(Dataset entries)
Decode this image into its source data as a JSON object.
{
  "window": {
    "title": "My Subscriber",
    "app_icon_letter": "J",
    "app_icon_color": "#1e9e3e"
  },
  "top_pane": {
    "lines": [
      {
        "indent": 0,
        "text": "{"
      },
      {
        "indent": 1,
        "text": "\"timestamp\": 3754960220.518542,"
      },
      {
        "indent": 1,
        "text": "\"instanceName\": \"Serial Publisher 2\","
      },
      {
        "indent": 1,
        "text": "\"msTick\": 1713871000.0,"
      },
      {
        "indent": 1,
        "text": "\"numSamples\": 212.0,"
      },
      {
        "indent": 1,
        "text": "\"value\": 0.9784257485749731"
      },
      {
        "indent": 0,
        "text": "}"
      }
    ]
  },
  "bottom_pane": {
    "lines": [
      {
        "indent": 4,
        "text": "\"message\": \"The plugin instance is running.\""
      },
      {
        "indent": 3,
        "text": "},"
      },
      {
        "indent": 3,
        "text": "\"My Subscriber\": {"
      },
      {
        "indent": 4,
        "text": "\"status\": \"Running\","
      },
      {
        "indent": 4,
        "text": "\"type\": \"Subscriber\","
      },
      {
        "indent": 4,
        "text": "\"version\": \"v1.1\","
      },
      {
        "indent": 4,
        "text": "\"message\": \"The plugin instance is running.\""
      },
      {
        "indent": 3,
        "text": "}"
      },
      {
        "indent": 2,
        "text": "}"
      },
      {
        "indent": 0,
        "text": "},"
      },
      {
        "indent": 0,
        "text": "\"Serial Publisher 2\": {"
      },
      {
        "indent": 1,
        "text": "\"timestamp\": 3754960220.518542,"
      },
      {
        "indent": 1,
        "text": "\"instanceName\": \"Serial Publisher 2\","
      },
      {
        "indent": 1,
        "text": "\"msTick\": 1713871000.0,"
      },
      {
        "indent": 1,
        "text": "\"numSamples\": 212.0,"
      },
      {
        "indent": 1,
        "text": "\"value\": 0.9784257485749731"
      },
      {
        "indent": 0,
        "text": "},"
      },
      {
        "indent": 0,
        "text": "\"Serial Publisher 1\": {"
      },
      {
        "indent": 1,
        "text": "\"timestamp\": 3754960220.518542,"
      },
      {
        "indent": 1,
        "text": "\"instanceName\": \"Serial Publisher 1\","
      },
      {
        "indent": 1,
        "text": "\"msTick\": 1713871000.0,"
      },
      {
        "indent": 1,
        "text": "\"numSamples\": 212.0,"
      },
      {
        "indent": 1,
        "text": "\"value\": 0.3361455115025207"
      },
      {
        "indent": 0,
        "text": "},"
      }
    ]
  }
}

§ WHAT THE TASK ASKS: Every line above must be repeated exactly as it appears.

§ THE ANSWER:
Decode this image into its source data as a JSON object.
{
  "window": {
    "title": "My Subscriber",
    "app_icon_letter": "J",
    "app_icon_color": "#1e9e3e"
  },
  "top_pane": {
    "lines": [
      {
        "indent": 0,
        "text": "{"
      },
      {
        "indent": 1,
        "text": "\"timestamp\": 3754960220.518542,"
      },
      {
        "indent": 1,
        "text": "\"instanceName\": \"Serial Publisher 2\","
      },
      {
        "indent": 1,
        "text": "\"msTick\": 1713871000.0,"
      },
      {
        "indent": 1,
        "text": "\"numSamples\": 212.0,"
      },
      {
        "indent": 1,
        "text": "\"value\": 0.9784257485749731"
      },
      {
        "indent": 0,
        "text": "}"
      }
    ]
  },
  "bottom_pane": {
    "lines": [
      {
        "indent": 4,
        "text": "\"message\": \"The plugin instance is running.\""
      },
      {
        "indent": 3,
        "text": "},"
      },
      {
        "indent": 3,
        "text": "\"My Subscriber\": {"
      },
      {
        "indent": 4,
        "text": "\"status\": \"Running\","
      },
      {
        "indent": 4,
        "text": "\"type\": \"Subscriber\","
      },
      {
        "indent": 4,
        "text": "\"version\": \"v1.1\","
      },
      {
        "indent": 4,
        "text": "\"message\": \"The plugin instance is running.\""
      },
      {
        "indent": 3,
        "text": "}"
      },
      {
        "indent": 2,
        "text": "}"
      },
      {
        "indent": 0,
        "text": "},"
      },
      {
        "indent": 0,
        "text": "\"Serial Publisher 2\": {"
      },
      {
        "indent": 1,
        "text": "\"timestamp\": 3754960220.518542,"
      },
      {
        "indent": 1,
        "text": "\"instanceName\": \"Serial Publisher 2\","
      },
      {
        "indent": 1,
        "text": "\"msTick\": 1713871000.0,"
      },
      {
        "indent": 1,
        "text": "\"numSamples\": 212.0,"
      },
      {
        "indent": 1,
        "text": "\"value\": 0.9784257485749731"
      },
      {
        "indent": 0,
        "text": "},"
      },
      {
        "indent": 0,
        "text": "\"Serial Publisher 1\": {"
      },
      {
        "indent": 1,
        "text": "\"timestamp\": 3754960220.518542,"
      },
      {
        "indent": 1,
        "text": "\"instanceName\": \"Serial Publisher 1\","
      },
      {
        "indent": 1,
        "text": "\"msTick\": 1713871000.0,"
      },
      {
        "indent": 1,
        "text": "\"numSamples\": 212.0,"
      },
      {
        "indent": 1,
        "text": "\"value\": 0.3361455115025207"
      },
      {
        "indent": 0,
        "text": "},"
      }
    ]
  }
}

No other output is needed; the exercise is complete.